Madrid has pledged to cull its population of monk parakeets. But once non-native fauna and flora gain a foothold in the city, they can be hard to remove.   
In London's St. James' Park, rose-ringed parakeets are a colorful, if noisy, new addition.
In London's St. James' Park, rose-ringed parakeets are a colorful, if noisy, new addition.Toby Melville/Reuters

Earlier this month, the city of Madrid announced that it would begin an “ethical” cull of up to 12,000 monk parakeets that had taken up residence in the Spanish capital. Native to South America, the chattersome, bright-green birds construct huge communal nests, often on utility poles, where they can cause fires and power outages. Their nests are so heavy that if they tumble to the ground, they risk injuring those below. The culling program—a combination of hunting with traps and egg sterilization—will cost €100,000.
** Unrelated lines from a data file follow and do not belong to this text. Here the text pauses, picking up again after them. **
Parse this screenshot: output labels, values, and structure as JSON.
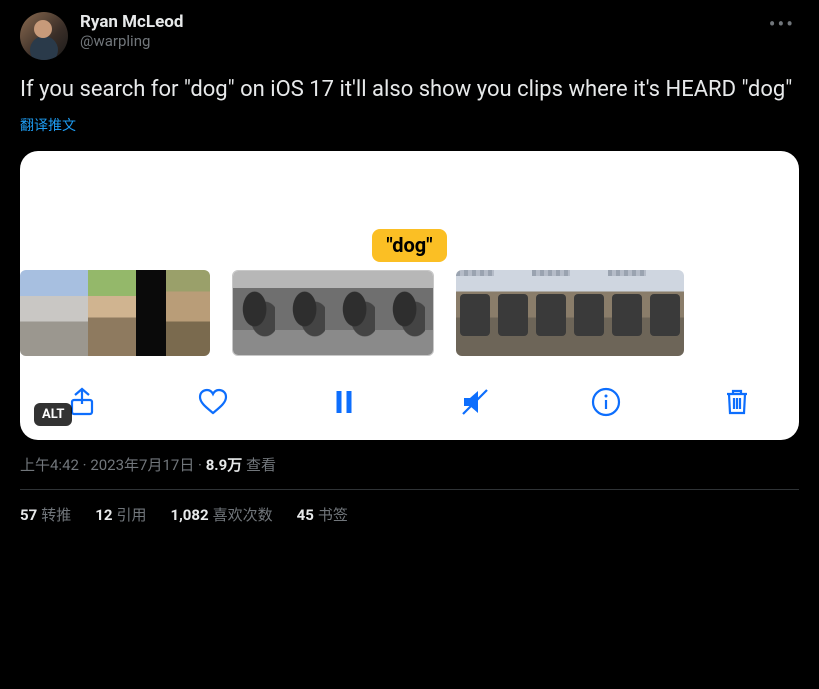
{
  "author": {
    "display_name": "Ryan McLeod",
    "handle": "@warpling"
  },
  "text": "If you search for \"dog\" on iOS 17 it'll also show you clips where it's HEARD \"dog\"",
  "translate_label": "翻译推文",
  "media": {
    "bubble": "\"dog\"",
    "alt_badge": "ALT"
  },
  "meta": {
    "time": "上午4:42",
    "date": "2023年7月17日",
    "views_number": "8.9万",
    "views_label": "查看",
    "separator": " · "
  },
  "stats": {
    "retweets": {
      "count": "57",
      "label": "转推"
    },
    "quotes": {
      "count": "12",
      "label": "引用"
    },
    "likes": {
      "count": "1,082",
      "label": "喜欢次数"
    },
    "bookmarks": {
      "count": "45",
      "label": "书签"
    }
  }
}
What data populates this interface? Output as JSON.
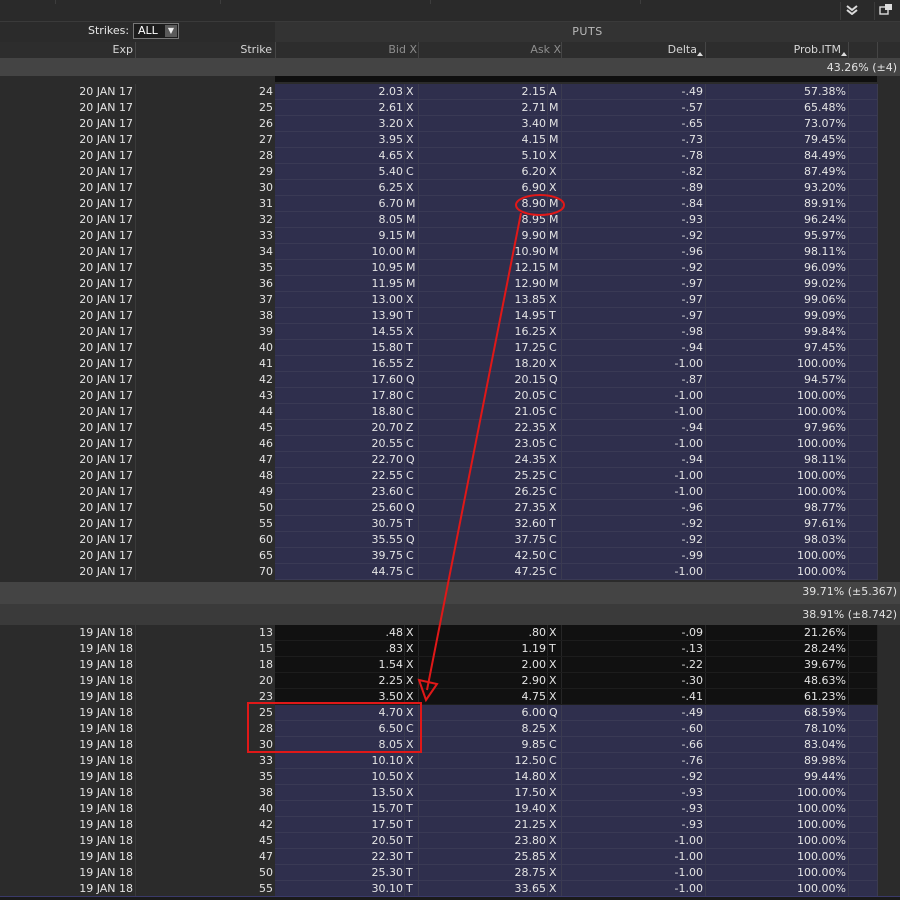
{
  "toolbar": {
    "collapse_icon": "chevron-down-icon",
    "popout_icon": "popout-icon"
  },
  "controls": {
    "strikes_label": "Strikes:",
    "strikes_value": "ALL"
  },
  "header": {
    "section": "PUTS",
    "columns": {
      "exp": "Exp",
      "strike": "Strike",
      "bid": "Bid X",
      "ask": "Ask X",
      "delta": "Delta",
      "prob": "Prob.ITM"
    }
  },
  "bands": {
    "jan17_top": "43.26% (±4)",
    "jan17_bottom": "39.71% (±5.367)",
    "jan18_top": "38.91% (±8.742)"
  },
  "jan17_rows": [
    {
      "exp": "20 JAN 17",
      "strike": "24",
      "bid": "2.03",
      "bx": "X",
      "ask": "2.15",
      "ax": "A",
      "delta": "-.49",
      "prob": "57.38%"
    },
    {
      "exp": "20 JAN 17",
      "strike": "25",
      "bid": "2.61",
      "bx": "X",
      "ask": "2.71",
      "ax": "M",
      "delta": "-.57",
      "prob": "65.48%"
    },
    {
      "exp": "20 JAN 17",
      "strike": "26",
      "bid": "3.20",
      "bx": "X",
      "ask": "3.40",
      "ax": "M",
      "delta": "-.65",
      "prob": "73.07%"
    },
    {
      "exp": "20 JAN 17",
      "strike": "27",
      "bid": "3.95",
      "bx": "X",
      "ask": "4.15",
      "ax": "M",
      "delta": "-.73",
      "prob": "79.45%"
    },
    {
      "exp": "20 JAN 17",
      "strike": "28",
      "bid": "4.65",
      "bx": "X",
      "ask": "5.10",
      "ax": "X",
      "delta": "-.78",
      "prob": "84.49%"
    },
    {
      "exp": "20 JAN 17",
      "strike": "29",
      "bid": "5.40",
      "bx": "C",
      "ask": "6.20",
      "ax": "X",
      "delta": "-.82",
      "prob": "87.49%"
    },
    {
      "exp": "20 JAN 17",
      "strike": "30",
      "bid": "6.25",
      "bx": "X",
      "ask": "6.90",
      "ax": "X",
      "delta": "-.89",
      "prob": "93.20%"
    },
    {
      "exp": "20 JAN 17",
      "strike": "31",
      "bid": "6.70",
      "bx": "M",
      "ask": "8.90",
      "ax": "M",
      "delta": "-.84",
      "prob": "89.91%"
    },
    {
      "exp": "20 JAN 17",
      "strike": "32",
      "bid": "8.05",
      "bx": "M",
      "ask": "8.95",
      "ax": "M",
      "delta": "-.93",
      "prob": "96.24%"
    },
    {
      "exp": "20 JAN 17",
      "strike": "33",
      "bid": "9.15",
      "bx": "M",
      "ask": "9.90",
      "ax": "M",
      "delta": "-.92",
      "prob": "95.97%"
    },
    {
      "exp": "20 JAN 17",
      "strike": "34",
      "bid": "10.00",
      "bx": "M",
      "ask": "10.90",
      "ax": "M",
      "delta": "-.96",
      "prob": "98.11%"
    },
    {
      "exp": "20 JAN 17",
      "strike": "35",
      "bid": "10.95",
      "bx": "M",
      "ask": "12.15",
      "ax": "M",
      "delta": "-.92",
      "prob": "96.09%"
    },
    {
      "exp": "20 JAN 17",
      "strike": "36",
      "bid": "11.95",
      "bx": "M",
      "ask": "12.90",
      "ax": "M",
      "delta": "-.97",
      "prob": "99.02%"
    },
    {
      "exp": "20 JAN 17",
      "strike": "37",
      "bid": "13.00",
      "bx": "X",
      "ask": "13.85",
      "ax": "X",
      "delta": "-.97",
      "prob": "99.06%"
    },
    {
      "exp": "20 JAN 17",
      "strike": "38",
      "bid": "13.90",
      "bx": "T",
      "ask": "14.95",
      "ax": "T",
      "delta": "-.97",
      "prob": "99.09%"
    },
    {
      "exp": "20 JAN 17",
      "strike": "39",
      "bid": "14.55",
      "bx": "X",
      "ask": "16.25",
      "ax": "X",
      "delta": "-.98",
      "prob": "99.84%"
    },
    {
      "exp": "20 JAN 17",
      "strike": "40",
      "bid": "15.80",
      "bx": "T",
      "ask": "17.25",
      "ax": "C",
      "delta": "-.94",
      "prob": "97.45%"
    },
    {
      "exp": "20 JAN 17",
      "strike": "41",
      "bid": "16.55",
      "bx": "Z",
      "ask": "18.20",
      "ax": "X",
      "delta": "-1.00",
      "prob": "100.00%"
    },
    {
      "exp": "20 JAN 17",
      "strike": "42",
      "bid": "17.60",
      "bx": "Q",
      "ask": "20.15",
      "ax": "Q",
      "delta": "-.87",
      "prob": "94.57%"
    },
    {
      "exp": "20 JAN 17",
      "strike": "43",
      "bid": "17.80",
      "bx": "C",
      "ask": "20.05",
      "ax": "C",
      "delta": "-1.00",
      "prob": "100.00%"
    },
    {
      "exp": "20 JAN 17",
      "strike": "44",
      "bid": "18.80",
      "bx": "C",
      "ask": "21.05",
      "ax": "C",
      "delta": "-1.00",
      "prob": "100.00%"
    },
    {
      "exp": "20 JAN 17",
      "strike": "45",
      "bid": "20.70",
      "bx": "Z",
      "ask": "22.35",
      "ax": "X",
      "delta": "-.94",
      "prob": "97.96%"
    },
    {
      "exp": "20 JAN 17",
      "strike": "46",
      "bid": "20.55",
      "bx": "C",
      "ask": "23.05",
      "ax": "C",
      "delta": "-1.00",
      "prob": "100.00%"
    },
    {
      "exp": "20 JAN 17",
      "strike": "47",
      "bid": "22.70",
      "bx": "Q",
      "ask": "24.35",
      "ax": "X",
      "delta": "-.94",
      "prob": "98.11%"
    },
    {
      "exp": "20 JAN 17",
      "strike": "48",
      "bid": "22.55",
      "bx": "C",
      "ask": "25.25",
      "ax": "C",
      "delta": "-1.00",
      "prob": "100.00%"
    },
    {
      "exp": "20 JAN 17",
      "strike": "49",
      "bid": "23.60",
      "bx": "C",
      "ask": "26.25",
      "ax": "C",
      "delta": "-1.00",
      "prob": "100.00%"
    },
    {
      "exp": "20 JAN 17",
      "strike": "50",
      "bid": "25.60",
      "bx": "Q",
      "ask": "27.35",
      "ax": "X",
      "delta": "-.96",
      "prob": "98.77%"
    },
    {
      "exp": "20 JAN 17",
      "strike": "55",
      "bid": "30.75",
      "bx": "T",
      "ask": "32.60",
      "ax": "T",
      "delta": "-.92",
      "prob": "97.61%"
    },
    {
      "exp": "20 JAN 17",
      "strike": "60",
      "bid": "35.55",
      "bx": "Q",
      "ask": "37.75",
      "ax": "C",
      "delta": "-.92",
      "prob": "98.03%"
    },
    {
      "exp": "20 JAN 17",
      "strike": "65",
      "bid": "39.75",
      "bx": "C",
      "ask": "42.50",
      "ax": "C",
      "delta": "-.99",
      "prob": "100.00%"
    },
    {
      "exp": "20 JAN 17",
      "strike": "70",
      "bid": "44.75",
      "bx": "C",
      "ask": "47.25",
      "ax": "C",
      "delta": "-1.00",
      "prob": "100.00%"
    }
  ],
  "jan18_rows": [
    {
      "exp": "19 JAN 18",
      "strike": "13",
      "bid": ".48",
      "bx": "X",
      "ask": ".80",
      "ax": "X",
      "delta": "-.09",
      "prob": "21.26%",
      "itm": false
    },
    {
      "exp": "19 JAN 18",
      "strike": "15",
      "bid": ".83",
      "bx": "X",
      "ask": "1.19",
      "ax": "T",
      "delta": "-.13",
      "prob": "28.24%",
      "itm": false
    },
    {
      "exp": "19 JAN 18",
      "strike": "18",
      "bid": "1.54",
      "bx": "X",
      "ask": "2.00",
      "ax": "X",
      "delta": "-.22",
      "prob": "39.67%",
      "itm": false
    },
    {
      "exp": "19 JAN 18",
      "strike": "20",
      "bid": "2.25",
      "bx": "X",
      "ask": "2.90",
      "ax": "X",
      "delta": "-.30",
      "prob": "48.63%",
      "itm": false
    },
    {
      "exp": "19 JAN 18",
      "strike": "23",
      "bid": "3.50",
      "bx": "X",
      "ask": "4.75",
      "ax": "X",
      "delta": "-.41",
      "prob": "61.23%",
      "itm": false
    },
    {
      "exp": "19 JAN 18",
      "strike": "25",
      "bid": "4.70",
      "bx": "X",
      "ask": "6.00",
      "ax": "Q",
      "delta": "-.49",
      "prob": "68.59%",
      "itm": true
    },
    {
      "exp": "19 JAN 18",
      "strike": "28",
      "bid": "6.50",
      "bx": "C",
      "ask": "8.25",
      "ax": "X",
      "delta": "-.60",
      "prob": "78.10%",
      "itm": true
    },
    {
      "exp": "19 JAN 18",
      "strike": "30",
      "bid": "8.05",
      "bx": "X",
      "ask": "9.85",
      "ax": "C",
      "delta": "-.66",
      "prob": "83.04%",
      "itm": true
    },
    {
      "exp": "19 JAN 18",
      "strike": "33",
      "bid": "10.10",
      "bx": "X",
      "ask": "12.50",
      "ax": "C",
      "delta": "-.76",
      "prob": "89.98%",
      "itm": true
    },
    {
      "exp": "19 JAN 18",
      "strike": "35",
      "bid": "10.50",
      "bx": "X",
      "ask": "14.80",
      "ax": "X",
      "delta": "-.92",
      "prob": "99.44%",
      "itm": true
    },
    {
      "exp": "19 JAN 18",
      "strike": "38",
      "bid": "13.50",
      "bx": "X",
      "ask": "17.50",
      "ax": "X",
      "delta": "-.93",
      "prob": "100.00%",
      "itm": true
    },
    {
      "exp": "19 JAN 18",
      "strike": "40",
      "bid": "15.70",
      "bx": "T",
      "ask": "19.40",
      "ax": "X",
      "delta": "-.93",
      "prob": "100.00%",
      "itm": true
    },
    {
      "exp": "19 JAN 18",
      "strike": "42",
      "bid": "17.50",
      "bx": "T",
      "ask": "21.25",
      "ax": "X",
      "delta": "-.93",
      "prob": "100.00%",
      "itm": true
    },
    {
      "exp": "19 JAN 18",
      "strike": "45",
      "bid": "20.50",
      "bx": "T",
      "ask": "23.80",
      "ax": "X",
      "delta": "-1.00",
      "prob": "100.00%",
      "itm": true
    },
    {
      "exp": "19 JAN 18",
      "strike": "47",
      "bid": "22.30",
      "bx": "T",
      "ask": "25.85",
      "ax": "X",
      "delta": "-1.00",
      "prob": "100.00%",
      "itm": true
    },
    {
      "exp": "19 JAN 18",
      "strike": "50",
      "bid": "25.30",
      "bx": "T",
      "ask": "28.75",
      "ax": "X",
      "delta": "-1.00",
      "prob": "100.00%",
      "itm": true
    },
    {
      "exp": "19 JAN 18",
      "strike": "55",
      "bid": "30.10",
      "bx": "T",
      "ask": "33.65",
      "ax": "X",
      "delta": "-1.00",
      "prob": "100.00%",
      "itm": true
    }
  ],
  "annotations": {
    "color": "#e01818"
  }
}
A similar parakeet eradication campaign was waged in London earlier this decade; culls of rose-ringed parakeets, which are now common in much of Europe, are afoot in France. Meanwhile, in Berlin, it’s a North American transplant—the swamp crayfish—that is causing problems: Authorities announced this month that they had removed 22,000 of the crustaceans from the city’s many lakes this year, where they’d been seen as a threat to local fauna due to their extremely fast reproduction and lack of local predators.